# EXERCISE GOAL:
Your response must consist of the listing below, repeated exactly.

# MATERIAL SHOWN:
○ ○ ○ ○ ○
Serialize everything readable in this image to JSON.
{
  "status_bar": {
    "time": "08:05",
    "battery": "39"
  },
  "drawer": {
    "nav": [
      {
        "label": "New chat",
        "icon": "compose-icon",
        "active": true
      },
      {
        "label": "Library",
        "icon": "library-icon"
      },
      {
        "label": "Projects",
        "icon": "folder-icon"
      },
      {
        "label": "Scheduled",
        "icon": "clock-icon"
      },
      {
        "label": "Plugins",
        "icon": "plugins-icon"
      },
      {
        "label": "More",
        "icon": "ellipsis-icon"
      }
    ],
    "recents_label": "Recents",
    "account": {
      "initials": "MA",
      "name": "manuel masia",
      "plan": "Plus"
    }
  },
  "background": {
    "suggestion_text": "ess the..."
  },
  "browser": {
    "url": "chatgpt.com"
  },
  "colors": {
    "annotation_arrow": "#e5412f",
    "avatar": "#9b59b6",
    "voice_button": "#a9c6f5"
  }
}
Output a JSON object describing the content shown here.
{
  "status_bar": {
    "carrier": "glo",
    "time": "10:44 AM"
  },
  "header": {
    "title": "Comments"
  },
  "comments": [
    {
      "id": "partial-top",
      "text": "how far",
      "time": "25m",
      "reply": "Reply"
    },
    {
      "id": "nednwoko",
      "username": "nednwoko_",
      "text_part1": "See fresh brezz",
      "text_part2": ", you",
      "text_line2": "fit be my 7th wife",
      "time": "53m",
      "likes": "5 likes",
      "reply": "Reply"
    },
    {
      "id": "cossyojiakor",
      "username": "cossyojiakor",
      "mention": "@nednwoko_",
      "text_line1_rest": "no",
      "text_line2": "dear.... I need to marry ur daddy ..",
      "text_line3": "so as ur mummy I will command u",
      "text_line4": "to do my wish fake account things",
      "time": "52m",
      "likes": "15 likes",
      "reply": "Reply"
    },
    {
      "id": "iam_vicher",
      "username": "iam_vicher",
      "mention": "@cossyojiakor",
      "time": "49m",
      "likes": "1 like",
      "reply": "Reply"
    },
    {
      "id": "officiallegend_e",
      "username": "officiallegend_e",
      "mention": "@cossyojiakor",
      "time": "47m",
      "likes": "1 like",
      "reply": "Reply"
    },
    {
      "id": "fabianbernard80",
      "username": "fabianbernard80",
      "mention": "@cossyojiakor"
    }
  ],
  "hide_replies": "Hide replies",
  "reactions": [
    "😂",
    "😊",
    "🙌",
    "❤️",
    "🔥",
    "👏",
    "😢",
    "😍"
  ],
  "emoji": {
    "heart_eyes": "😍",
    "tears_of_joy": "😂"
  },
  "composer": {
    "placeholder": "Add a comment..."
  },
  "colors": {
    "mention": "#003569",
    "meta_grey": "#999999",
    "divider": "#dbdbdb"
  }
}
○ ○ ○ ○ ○
# ANSWER TO THE PROBLEM:
Serialize everything readable in this image to JSON.
{
  "status_bar": {
    "time": "08:05",
    "battery": "39"
  },
  "drawer": {
    "nav": [
      {
        "label": "New chat",
        "icon": "compose-icon",
        "active": true
      },
      {
        "label": "Library",
        "icon": "library-icon"
      },
      {
        "label": "Projects",
        "icon": "folder-icon"
      },
      {
        "label": "Scheduled",
        "icon": "clock-icon"
      },
      {
        "label": "Plugins",
        "icon": "plugins-icon"
      },
      {
        "label": "More",
        "icon": "ellipsis-icon"
      }
    ],
    "recents_label": "Recents",
    "account": {
      "initials": "MA",
      "name": "manuel masia",
      "plan": "Plus"
    }
  },
  "background": {
    "suggestion_text": "ess the..."
  },
  "browser": {
    "url": "chatgpt.com"
  },
  "colors": {
    "annotation_arrow": "#e5412f",
    "avatar": "#9b59b6",
    "voice_button": "#a9c6f5"
  }
}
Output a JSON object describing the content shown here.
{
  "status_bar": {
    "carrier": "glo",
    "time": "10:44 AM"
  },
  "header": {
    "title": "Comments"
  },
  "comments": [
    {
      "id": "partial-top",
      "text": "how far",
      "time": "25m",
      "reply": "Reply"
    },
    {
      "id": "nednwoko",
      "username": "nednwoko_",
      "text_part1": "See fresh brezz",
      "text_part2": ", you",
      "text_line2": "fit be my 7th wife",
      "time": "53m",
      "likes": "5 likes",
      "reply": "Reply"
    },
    {
      "id": "cossyojiakor",
      "username": "cossyojiakor",
      "mention": "@nednwoko_",
      "text_line1_rest": "no",
      "text_line2": "dear.... I need to marry ur daddy ..",
      "text_line3": "so as ur mummy I will command u",
      "text_line4": "to do my wish fake account things",
      "time": "52m",
      "likes": "15 likes",
      "reply": "Reply"
    },
    {
      "id": "iam_vicher",
      "username": "iam_vicher",
      "mention": "@cossyojiakor",
      "time": "49m",
      "likes": "1 like",
      "reply": "Reply"
    },
    {
      "id": "officiallegend_e",
      "username": "officiallegend_e",
      "mention": "@cossyojiakor",
      "time": "47m",
      "likes": "1 like",
      "reply": "Reply"
    },
    {
      "id": "fabianbernard80",
      "username": "fabianbernard80",
      "mention": "@cossyojiakor"
    }
  ],
  "hide_replies": "Hide replies",
  "reactions": [
    "😂",
    "😊",
    "🙌",
    "❤️",
    "🔥",
    "👏",
    "😢",
    "😍"
  ],
  "emoji": {
    "heart_eyes": "😍",
    "tears_of_joy": "😂"
  },
  "composer": {
    "placeholder": "Add a comment..."
  },
  "colors": {
    "mention": "#003569",
    "meta_grey": "#999999",
    "divider": "#dbdbdb"
  }
}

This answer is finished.